PROBLEM STATEMENT:
Each line in the entries that has the word "Miniport" has to be copied.

[Dataset rows for apps and sites]
....................
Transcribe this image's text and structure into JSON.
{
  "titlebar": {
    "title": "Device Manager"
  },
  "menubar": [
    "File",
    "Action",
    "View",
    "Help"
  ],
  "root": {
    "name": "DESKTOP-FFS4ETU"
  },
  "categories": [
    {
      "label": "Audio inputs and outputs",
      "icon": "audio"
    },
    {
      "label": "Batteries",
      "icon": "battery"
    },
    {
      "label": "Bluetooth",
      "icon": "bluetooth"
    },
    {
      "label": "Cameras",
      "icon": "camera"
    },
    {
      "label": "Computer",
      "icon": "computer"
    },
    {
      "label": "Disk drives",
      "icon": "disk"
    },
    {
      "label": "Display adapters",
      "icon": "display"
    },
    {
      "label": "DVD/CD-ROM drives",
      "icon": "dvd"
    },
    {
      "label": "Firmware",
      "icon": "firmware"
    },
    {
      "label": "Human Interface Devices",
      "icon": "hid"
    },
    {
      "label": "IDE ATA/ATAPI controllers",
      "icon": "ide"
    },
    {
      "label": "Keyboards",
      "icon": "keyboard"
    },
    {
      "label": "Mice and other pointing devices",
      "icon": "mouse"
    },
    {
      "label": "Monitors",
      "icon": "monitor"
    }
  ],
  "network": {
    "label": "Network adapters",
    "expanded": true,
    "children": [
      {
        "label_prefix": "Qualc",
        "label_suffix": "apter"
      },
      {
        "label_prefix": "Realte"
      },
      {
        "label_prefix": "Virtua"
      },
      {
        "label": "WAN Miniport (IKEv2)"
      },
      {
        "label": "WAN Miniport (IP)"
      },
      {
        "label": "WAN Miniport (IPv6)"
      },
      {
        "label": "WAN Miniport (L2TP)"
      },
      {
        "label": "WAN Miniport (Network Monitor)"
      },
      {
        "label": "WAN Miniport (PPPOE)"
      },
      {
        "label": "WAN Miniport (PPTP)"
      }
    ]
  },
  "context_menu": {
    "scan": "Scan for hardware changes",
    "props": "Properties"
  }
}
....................
YOUR SOLUTION:
        "label": "WAN Miniport (IKEv2)"
        "label": "WAN Miniport (IP)"
        "label": "WAN Miniport (IPv6)"
        "label": "WAN Miniport (L2TP)"
        "label": "WAN Miniport (Network Monitor)"
        "label": "WAN Miniport (PPPOE)"
        "label": "WAN Miniport (PPTP)"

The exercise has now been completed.